i've spent the last 3 years in a bit of a funk. really struggling to find my artistic voice again. most of the time was spent experimenting and then this year i spent a lot of time reading, taking workshops and working on skill refinement.

out of frustration last year i switched back to watercolors. sound advice i've often given to others... stick with what you know and do well when you are struggling. that was a huge relief. i felt confident again and continued to create small paintings this year while still taking workshops and drawing a lot while i stumbled around on a lot of subject matter trying to find a passion and inspiration to stick with.

then i came to the skulls... more on that later.

What are the major hurdles to switching over from one media to another? Can you say if you like one more than the other, or are they too different to compare?

actually the hardest part for me in switching back and forth is the transparency. in watercolors the white of the paper is your white and it's just a matter of building layers of translucent color. i mix pure color and water it down. with oils, you actually mix with white and that can throw me sometimes. i have to sit and process a lot when mixing.

i have no favorites between the two, i like them equally, but... i choose the medium based on what i am painting and what i want to say with it. although with watercolor, you can't paint over mistakes so there isn't a lot of room for error.

3. I love the simple, almost non-existent backgrounds in your still lifes. They really focus the attention on the subject at hand. Take us through a little of your creative process – how do you pick your subjects?

the simple backgrounds are a necessity for me. i don't like to be distracted from my main subject. if something catches my eye and i am so enamored with it i must draw or paint it, i don't want anything to pull me away from it. nothing to interfere, stay away, it's mine. it's like being obsessed. i want to focus all of my attention on that one thing and make it as beautiful to the viewer as it is to me.

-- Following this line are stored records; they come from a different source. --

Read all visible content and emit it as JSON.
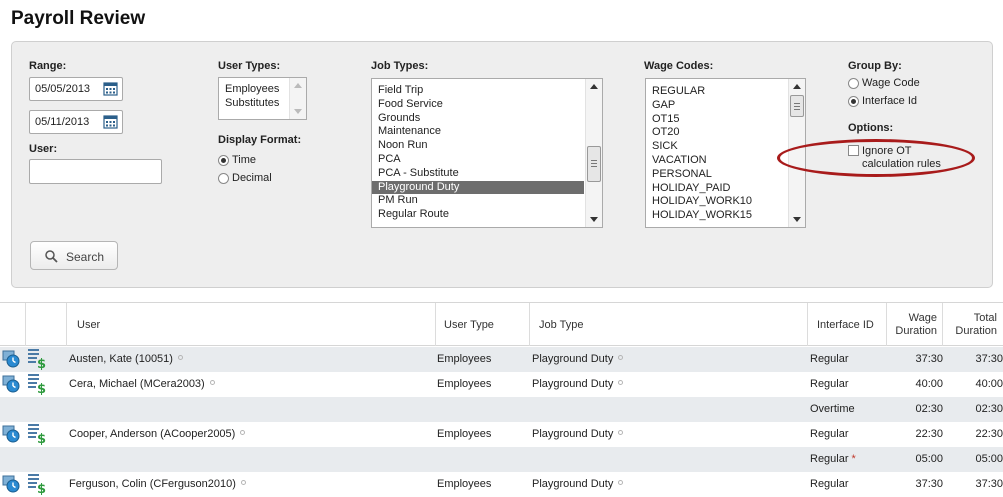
{
  "page": {
    "title": "Payroll Review"
  },
  "filters": {
    "range_label": "Range:",
    "start_date": "05/05/2013",
    "end_date": "05/11/2013",
    "user_label": "User:",
    "user_value": "",
    "user_types_label": "User Types:",
    "user_types": [
      "Employees",
      "Substitutes"
    ],
    "display_format_label": "Display Format:",
    "display_formats": [
      {
        "label": "Time",
        "checked": true
      },
      {
        "label": "Decimal",
        "checked": false
      }
    ],
    "job_types_label": "Job Types:",
    "job_types": [
      "Field Trip",
      "Food Service",
      "Grounds",
      "Maintenance",
      "Noon Run",
      "PCA",
      "PCA - Substitute",
      "Playground Duty",
      "PM Run",
      "Regular Route"
    ],
    "job_types_selected": "Playground Duty",
    "wage_codes_label": "Wage Codes:",
    "wage_codes": [
      "REGULAR",
      "GAP",
      "OT15",
      "OT20",
      "SICK",
      "VACATION",
      "PERSONAL",
      "HOLIDAY_PAID",
      "HOLIDAY_WORK10",
      "HOLIDAY_WORK15"
    ],
    "group_by_label": "Group By:",
    "group_by": [
      {
        "label": "Wage Code",
        "checked": false
      },
      {
        "label": "Interface Id",
        "checked": true
      }
    ],
    "options_label": "Options:",
    "ignore_ot_line1": "Ignore OT",
    "ignore_ot_line2": "calculation rules",
    "ignore_ot_checked": false,
    "search_label": "Search"
  },
  "table": {
    "headers": {
      "user": "User",
      "user_type": "User Type",
      "job_type": "Job Type",
      "interface_id": "Interface ID",
      "wage_duration_1": "Wage",
      "wage_duration_2": "Duration",
      "total_duration_1": "Total",
      "total_duration_2": "Duration"
    },
    "rows": [
      {
        "icons": true,
        "user": "Austen, Kate (10051)",
        "user_type": "Employees",
        "job_type": "Playground Duty",
        "interface_id": "Regular",
        "required": false,
        "wage_duration": "37:30",
        "total_duration": "37:30"
      },
      {
        "icons": true,
        "user": "Cera, Michael (MCera2003)",
        "user_type": "Employees",
        "job_type": "Playground Duty",
        "interface_id": "Regular",
        "required": false,
        "wage_duration": "40:00",
        "total_duration": "40:00"
      },
      {
        "icons": false,
        "user": "",
        "user_type": "",
        "job_type": "",
        "interface_id": "Overtime",
        "required": false,
        "wage_duration": "02:30",
        "total_duration": "02:30"
      },
      {
        "icons": true,
        "user": "Cooper, Anderson (ACooper2005)",
        "user_type": "Employees",
        "job_type": "Playground Duty",
        "interface_id": "Regular",
        "required": false,
        "wage_duration": "22:30",
        "total_duration": "22:30"
      },
      {
        "icons": false,
        "user": "",
        "user_type": "",
        "job_type": "",
        "interface_id": "Regular",
        "required": true,
        "wage_duration": "05:00",
        "total_duration": "05:00"
      },
      {
        "icons": true,
        "user": "Ferguson, Colin (CFerguson2010)",
        "user_type": "Employees",
        "job_type": "Playground Duty",
        "interface_id": "Regular",
        "required": false,
        "wage_duration": "37:30",
        "total_duration": "37:30"
      }
    ]
  },
  "colors": {
    "highlight": "#a81b1b",
    "selected_item": "#6d6d6d",
    "row_alt": "#e8ebee",
    "panel": "#eeeeee"
  },
  "icons": {
    "calendar": "calendar-icon",
    "search": "search-icon",
    "timecard": "timecard-clock-icon",
    "payroll": "payroll-dollar-icon",
    "info": "info-dot-icon"
  }
}
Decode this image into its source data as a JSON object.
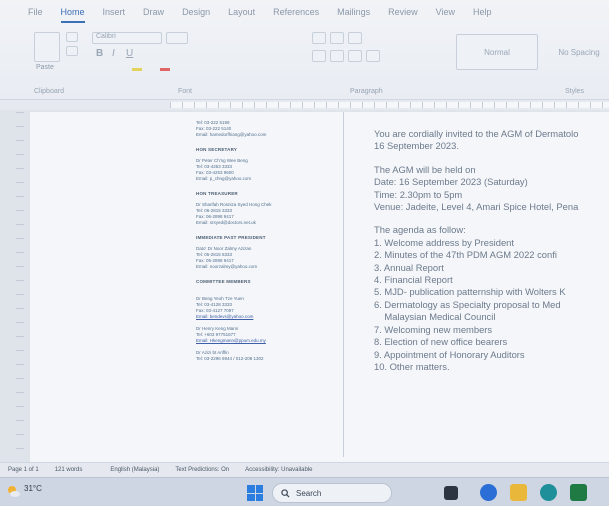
{
  "ribbon": {
    "tabs": [
      "File",
      "Home",
      "Insert",
      "Draw",
      "Design",
      "Layout",
      "References",
      "Mailings",
      "Review",
      "View",
      "Help"
    ],
    "active_tab": "Home",
    "font_name": "Calibri",
    "groups": [
      "Clipboard",
      "Font",
      "Paragraph",
      "Styles"
    ],
    "styles": [
      "Normal",
      "No Spacing"
    ],
    "paste_label": "Paste"
  },
  "left_col": {
    "top": [
      "Tel: 03-222 5199",
      "Fax: 03-222 5140",
      "Email: hamedorfhiang@yahoo.com"
    ],
    "sections": [
      {
        "title": "HON SECRETARY",
        "lines": [
          {
            "t": "Dr Peter Ch'ng Wee Beng",
            "link": false
          },
          {
            "t": "Tel: 03-4253 3333",
            "link": false
          },
          {
            "t": "Fax: 03-4253 9600",
            "link": false
          },
          {
            "t": "Email: p_chng@yahoo.com",
            "link": false
          }
        ]
      },
      {
        "title": "HON TREASURER",
        "lines": [
          {
            "t": "Dr Sharifah Rosniza Syed Hong Chek",
            "link": false
          },
          {
            "t": "Tel: 06-2815 3333",
            "link": false
          },
          {
            "t": "Fax: 06-2898 9417",
            "link": false
          },
          {
            "t": "Email: srsyed@doctors.net.uk",
            "link": false
          }
        ]
      },
      {
        "title": "IMMEDIATE PAST PRESIDENT",
        "lines": [
          {
            "t": "Dato' Dr Noor Zalmy Azizan",
            "link": false
          },
          {
            "t": "Tel: 05-2815 5333",
            "link": false
          },
          {
            "t": "Fax: 05-2898 9417",
            "link": false
          },
          {
            "t": "Email: noorzalmy@yahoo.com",
            "link": false
          }
        ]
      },
      {
        "title": "COMMITTEE MEMBERS",
        "lines": [
          {
            "t": "",
            "link": false
          },
          {
            "t": "Dr Beng Yeoh Tze Yuen",
            "link": false
          },
          {
            "t": "Tel: 03-4128 3333",
            "link": false
          },
          {
            "t": "Fax: 03-4127 7097",
            "link": false
          },
          {
            "t": "Email: bendevs@yahoo.com",
            "link": true
          },
          {
            "t": "",
            "link": false
          },
          {
            "t": "Dr Henry Keng Mann",
            "link": false
          },
          {
            "t": "Tel: +603 97751677",
            "link": false
          },
          {
            "t": "Email: Hkengmann@ppum.edu.my",
            "link": true
          },
          {
            "t": "",
            "link": false
          },
          {
            "t": "Dr Azizi bt Ariffin",
            "link": false
          },
          {
            "t": "Tel: 03-2296 6944 / 012-208 1302",
            "link": false
          }
        ]
      }
    ]
  },
  "right_col": {
    "para1": [
      "You are cordially invited to the AGM of Dermatolo",
      "16 September 2023."
    ],
    "para2": [
      "The AGM will be held on",
      "Date: 16 September 2023 (Saturday)",
      "Time: 2.30pm to 5pm",
      "Venue: Jadeite, Level 4, Amari Spice Hotel, Pena"
    ],
    "agenda_intro": "The agenda as follow:",
    "agenda": [
      "1. Welcome address by President",
      "2. Minutes of the 47th PDM AGM 2022 confi",
      "3. Annual Report",
      "4. Financial Report",
      "5. MJD- publication patternship with Wolters K",
      "6. Dermatology as Specialty proposal to Med",
      "    Malaysian Medical Council",
      "7. Welcoming new members",
      "8. Election of new office bearers",
      "9. Appointment of Honorary Auditors",
      "10. Other matters."
    ]
  },
  "status": {
    "page": "Page 1 of 1",
    "words": "121 words",
    "language": "English (Malaysia)",
    "predictions": "Text Predictions: On",
    "accessibility": "Accessibility: Unavailable"
  },
  "taskbar": {
    "temperature": "31°C",
    "search_label": "Search"
  }
}
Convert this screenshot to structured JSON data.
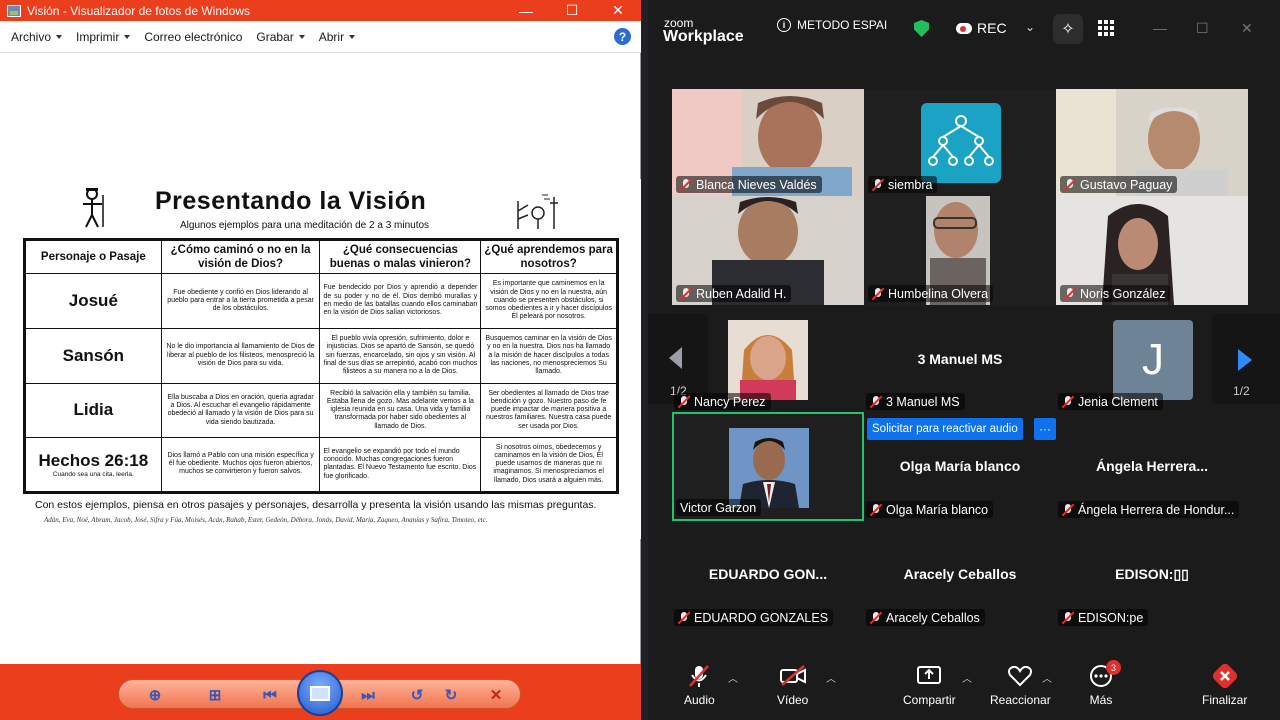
{
  "viewer": {
    "title": "Visión - Visualizador de fotos de Windows",
    "menu": [
      "Archivo",
      "Imprimir",
      "Correo electrónico",
      "Grabar",
      "Abrir"
    ]
  },
  "document": {
    "title": "Presentando la Visión",
    "subtitle": "Algunos ejemplos para una meditación de 2 a 3 minutos",
    "headers": [
      "Personaje o Pasaje",
      "¿Cómo caminó o no en la visión de Dios?",
      "¿Qué consecuencias buenas o malas vinieron?",
      "¿Qué aprendemos para nosotros?"
    ],
    "rows": [
      {
        "name": "Josué",
        "c1": "Fue obediente y confió en Dios liderando al pueblo para entrar a la tierra prometida a pesar de los obstáculos.",
        "c2": "Fue bendecido por Dios y aprendió a depender de su poder y no de él. Dios derribó murallas y en medio de las batallas cuando ellos caminaban en la visión de Dios salían victoriosos.",
        "c3": "Es importante que caminemos en la visión de Dios y no en la nuestra, aún cuando se presenten obstáculos, si somos obedientes a ir y hacer discípulos Él peleará por nosotros."
      },
      {
        "name": "Sansón",
        "c1": "No le dio importancia al llamamiento de Dios de liberar al pueblo de los filisteos, menospreció la visión de Dios para su vida.",
        "c2": "El pueblo vivía opresión, sufrimiento, dolor e injusticias. Dios se apartó de Sansón, se quedó sin fuerzas, encarcelado, sin ojos y sin visión. Al final de sus días se arrepintió, acabó con muchos filisteos a su manera no a la de Dios.",
        "c3": "Busquemos caminar en la visión de Dios y no en la nuestra. Dios nos ha llamado a la misión de hacer discípulos a todas las naciones, no menospreciemos Su llamado."
      },
      {
        "name": "Lidia",
        "c1": "Ella buscaba a Dios en oración, quería agradar a Dios. Al escuchar el evangelio rápidamente obedeció al llamado y la visión de Dios para su vida siendo bautizada.",
        "c2": "Recibió la salvación ella y también su familia. Estaba llena de gozo. Mas adelante vemos a la iglesia reunida en su casa. Una vida y familia transformada por haber sido obedientes al llamado de Dios.",
        "c3": "Ser obedientes al llamado de Dios trae bendición y gozo. Nuestro paso de fe puede impactar de manera positiva a nuestros familiares. Nuestra casa puede ser usada por Dios."
      },
      {
        "name": "Hechos 26:18",
        "note": "Cuando sea una cita, leerla.",
        "c1": "Dios llamó a Pablo con una misión específica y él fue obediente. Muchos ojos fueron abiertos, muchos se convirtieron y fueron salvos.",
        "c2": "El evangelio se expandió por todo el mundo conocido. Muchas congregaciones fueron plantadas. El Nuevo Testamento fue escrito. Dios fue glorificado.",
        "c3": "Si nosotros oímos, obedecemos y caminamos en la visión de Dios, Él puede usarnos de maneras que ni imaginamos. Si menospreciamos el llamado, Dios usará a alguien más."
      }
    ],
    "footer": "Con estos ejemplos, piensa en otros pasajes y personajes, desarrolla y presenta la visión usando las mismas preguntas.",
    "names_line": "Adán, Eva, Noé, Abram, Jacob, José, Sifra y Fúa, Moisés, Acán, Rahab, Ester, Gedeón, Débora, Jonás, David, María, Zaqueo, Ananías y Safira, Timoteo, etc."
  },
  "zoom": {
    "logo_top": "zoom",
    "logo_bottom": "Workplace",
    "meeting": "METODO ESPAI",
    "rec": "REC",
    "participants": [
      {
        "name": "Blanca Nieves Valdés"
      },
      {
        "name": "siembra"
      },
      {
        "name": "Gustavo Paguay"
      },
      {
        "name": "Ruben Adalid H."
      },
      {
        "name": "Humbelina Olvera"
      },
      {
        "name": "Noris González"
      },
      {
        "name": "Nancy Perez"
      },
      {
        "name": "3 Manuel MS",
        "display": "3 Manuel MS"
      },
      {
        "name": "Jenia Clement",
        "initial": "J"
      },
      {
        "name": "Victor Garzon"
      },
      {
        "name": "Olga María blanco",
        "display": "Olga María blanco"
      },
      {
        "name": "Ángela Herrera de Hondur...",
        "display": "Ángela  Herrera..."
      },
      {
        "name": "EDUARDO GONZALES",
        "display": "EDUARDO  GON..."
      },
      {
        "name": "Aracely Ceballos",
        "display": "Aracely Ceballos"
      },
      {
        "name": "EDISON:pe",
        "display": "EDISON:▯▯"
      }
    ],
    "page_left": "1/2",
    "page_right": "1/2",
    "request_audio": "Solicitar para reactivar audio",
    "more_dots": "···",
    "toolbar": {
      "audio": "Audio",
      "video": "Vídeo",
      "share": "Compartir",
      "react": "Reaccionar",
      "more": "Más",
      "more_badge": "3",
      "end": "Finalizar"
    }
  }
}
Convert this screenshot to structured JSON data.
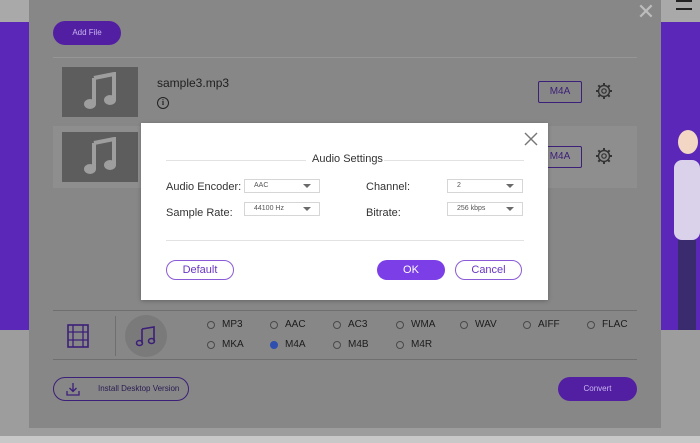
{
  "panel": {
    "add_file_label": "Add File",
    "files": [
      {
        "name": "sample3.mp3",
        "format": "M4A"
      },
      {
        "name": "",
        "format": "M4A"
      }
    ],
    "audio_formats": [
      "MP3",
      "AAC",
      "AC3",
      "WMA",
      "WAV",
      "AIFF",
      "FLAC",
      "MKA",
      "M4A",
      "M4B",
      "M4R"
    ],
    "selected_format": "M4A",
    "install_label": "Install Desktop Version",
    "convert_label": "Convert"
  },
  "dialog": {
    "title": "Audio Settings",
    "encoder_label": "Audio Encoder:",
    "encoder_value": "AAC",
    "channel_label": "Channel:",
    "channel_value": "2",
    "sample_rate_label": "Sample Rate:",
    "sample_rate_value": "44100 Hz",
    "bitrate_label": "Bitrate:",
    "bitrate_value": "256 kbps",
    "default_label": "Default",
    "ok_label": "OK",
    "cancel_label": "Cancel"
  },
  "colors": {
    "accent": "#7c3ee6",
    "panel_accent_dim": "#521fa3",
    "background_brand": "#5a27b8"
  },
  "icons": [
    "close-icon",
    "music-note-icon",
    "info-icon",
    "gear-icon",
    "film-icon",
    "download-icon",
    "hamburger-icon"
  ]
}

as for subjects, i have to draw and paint what i love or else i quickly lose interest and will leave the drawing/painting unfinished. right now i am focused on skulls and still processing some floral works. i'm also drawn to trees, that's another obsession, but i'm still working that out through painting.

4. As much as I love those still lifes, the skulls that you draw are my real favorites. What is the appeal of them for you?

to most people who follow my work the skulls may seem so random in their appearance, but really they're not. i've always been interested in archeology and bones and skeletons. i'm addicted to watching all of those shows and documentaries on fossil human and dinosaur discoveries.

i've spent a lot of time studying portrait and figure this year and wanted to draw a human skull, but they're not exactly for sale at target so i decided to try my hand at an animal skull. that was it, i was hooked. i've got an ever growing collection of bones and skulls and have found a new love for my art. i'm very excited and feel like i have direction in my work again.

5. And now…time for your favorites! (feel free to elaborate!)

a. Who is your favorite artist?

one? i can't pick one, so here's my top 5: Ingres, Heade, Mondrian (his landscapes), van Eyck, Modigliani

b. What do you listen to while you paint?

oh my, this is embarassing. i actually listen to movies. i have ADD and have a hard time focusing, so i have a rotation of movies that i've seen probably 100 times. i don't actually watch them, but they help me focus on what i am doing.

c. What’s your favorite coffee?

i'm pretty simple, i drink new england brand columbian decaf. a lot. hence the decaf.

d. Who is your favorite author and/or what is your favorite book?

oh my, i could say a ton of art books, but the truth is when i get to actually read for relaxation, i like to be entertained. my favorite series is by Diana Gabaldon called the Outlander series. I like books set in the 1400-1700's England, Ireland, Scotland.
Thanks, Christine!